Latest revision as of 06:34, 22 March 2020

Shenmue III cover.jpg
Shenmue III
DeveloperNeilo, Ys Net
PublisherDeep Silver
SystemsPlayStation 4, Windows
ReleasedNovember 19, 2019
Added to
museum
Windows (digital, Epic): July 17, 2015
PS4 (physical): July 17, 2015

Shenmue III was the third game in the Shenmue series. It was partially funded by a crowdfunding campaign on Kickstarter and had some advertisement provided by Sony. It was developed by Ys Net and Nello and was published by Deep Silver for PlayStation 4 and Windows in 2019.

Plot

A Japanese teenager named Ryo Hazuki helps a Chinese teenager named Shenhua find her missing father while traveling further within China on his search for the man who killed his father.

Playable games

At Hi-Tech Land Panda, you can play electromechanical arcade games.

  • Excite QTE 3 - button pressing quick-time-event game
  • QTE Title 2 - electromechanical boxing game
  • Highway Star - electromechanical car racing game
  • Wacky Mole - electromechanical whack-a-mole game

At the arcades in Niaowu, you can play these arcade games, as well as:

  • Nice Golf - a driving range golf game
  • Miracle Shooter - a basketball game
  • ChobuChan Fighter - a Virtua Fighter parody

There are also bars, gambling parlors and stores where you can perform woodcutting, fishing, betting on turtle racing, Lucky Hit pachinko, and Roll it on top dice, training in martial arts via mu ren zhuang wooden dummies, forklift driving, capsule toy collecting, and herb gathering.

Development

The development and marketing cost of Shenmue was over 47 million dollars, which was the most expensive video game ever developed at the time. Although this cost also covered some of Shenmue II and groundwork for future titles, Sega did not recoup the cost. Sega later made a release on Xbox of Shenmue II in North America in 2002 and in Europe in 2003. When this also didn't help to alleviate the costs involved, the series was put on indefinite hold.

Yu Suzuki tried several avenues to raise funds for Shenmue III, including creating massively multiplayer online games set in the locations of the first two games.

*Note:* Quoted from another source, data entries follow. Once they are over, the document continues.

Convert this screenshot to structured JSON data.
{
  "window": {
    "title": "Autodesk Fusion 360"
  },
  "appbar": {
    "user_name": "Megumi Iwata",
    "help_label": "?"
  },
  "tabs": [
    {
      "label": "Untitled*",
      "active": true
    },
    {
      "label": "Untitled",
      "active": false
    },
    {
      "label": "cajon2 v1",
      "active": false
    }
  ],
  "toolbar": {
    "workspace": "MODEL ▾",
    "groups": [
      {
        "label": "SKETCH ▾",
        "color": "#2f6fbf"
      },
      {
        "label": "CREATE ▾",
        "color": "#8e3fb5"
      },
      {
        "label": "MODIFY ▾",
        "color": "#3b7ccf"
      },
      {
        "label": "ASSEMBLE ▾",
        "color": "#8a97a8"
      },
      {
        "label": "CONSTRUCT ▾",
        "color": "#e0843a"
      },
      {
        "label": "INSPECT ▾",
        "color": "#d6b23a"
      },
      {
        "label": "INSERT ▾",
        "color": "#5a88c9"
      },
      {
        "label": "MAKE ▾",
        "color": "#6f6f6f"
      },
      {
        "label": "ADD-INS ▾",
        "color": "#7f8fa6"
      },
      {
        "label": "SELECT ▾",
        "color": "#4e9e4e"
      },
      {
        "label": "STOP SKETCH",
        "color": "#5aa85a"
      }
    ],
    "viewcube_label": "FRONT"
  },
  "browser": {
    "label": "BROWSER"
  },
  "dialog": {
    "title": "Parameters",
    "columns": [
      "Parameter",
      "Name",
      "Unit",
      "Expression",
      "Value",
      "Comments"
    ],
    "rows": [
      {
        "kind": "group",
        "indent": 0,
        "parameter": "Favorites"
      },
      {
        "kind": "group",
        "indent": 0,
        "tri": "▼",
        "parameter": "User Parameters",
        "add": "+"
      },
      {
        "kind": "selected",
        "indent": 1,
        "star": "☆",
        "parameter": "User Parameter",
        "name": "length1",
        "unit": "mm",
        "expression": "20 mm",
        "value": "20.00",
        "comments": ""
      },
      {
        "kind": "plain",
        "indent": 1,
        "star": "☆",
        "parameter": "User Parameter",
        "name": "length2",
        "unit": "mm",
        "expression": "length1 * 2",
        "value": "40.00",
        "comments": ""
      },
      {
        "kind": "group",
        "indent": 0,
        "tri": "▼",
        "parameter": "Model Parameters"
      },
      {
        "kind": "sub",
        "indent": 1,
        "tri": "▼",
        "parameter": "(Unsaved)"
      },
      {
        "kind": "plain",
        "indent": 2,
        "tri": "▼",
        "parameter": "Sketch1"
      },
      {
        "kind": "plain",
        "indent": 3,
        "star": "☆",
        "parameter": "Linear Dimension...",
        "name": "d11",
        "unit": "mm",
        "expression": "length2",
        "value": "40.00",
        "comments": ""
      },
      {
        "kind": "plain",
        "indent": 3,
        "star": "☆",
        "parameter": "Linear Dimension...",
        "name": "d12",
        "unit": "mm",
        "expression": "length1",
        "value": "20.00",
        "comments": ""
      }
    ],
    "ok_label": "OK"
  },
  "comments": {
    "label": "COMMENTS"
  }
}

The first, Shenmue Online, announced in 2004, never materialized. After forming his own company, Ys Net, in 2008, while still remaining employed at Sega, Yu Suzuki began a new attempt at a Shenmue MMO in hopes that it would be popular enough to provide income to fund the series. Things didn't pan out that way, as Shenmue City was released in 2010 for mobile phones in Japan, but it was discontinued in 2011 after only a year of service.

Yu Suzuki tried the avenue of crowdfunding for Shenmue III through a Kickstarter campaign in 2015, and it became the fastest funded video game Kickstarter campaign up to that point. After the success of the Kickstarter campaign, it went into full development by Ys Net and Nello, a studio whose chief executive Takeshi Harai, was the lead programmer on the first Shenmue. It was partially funded through the Kickstarter campaign and was published by Deep Silver. In addition, Epic Games funded some of the development in exchange for digital exclusivity on the Epic Games store for a year on the Windows platform. Sony also helped with the marketing of the game.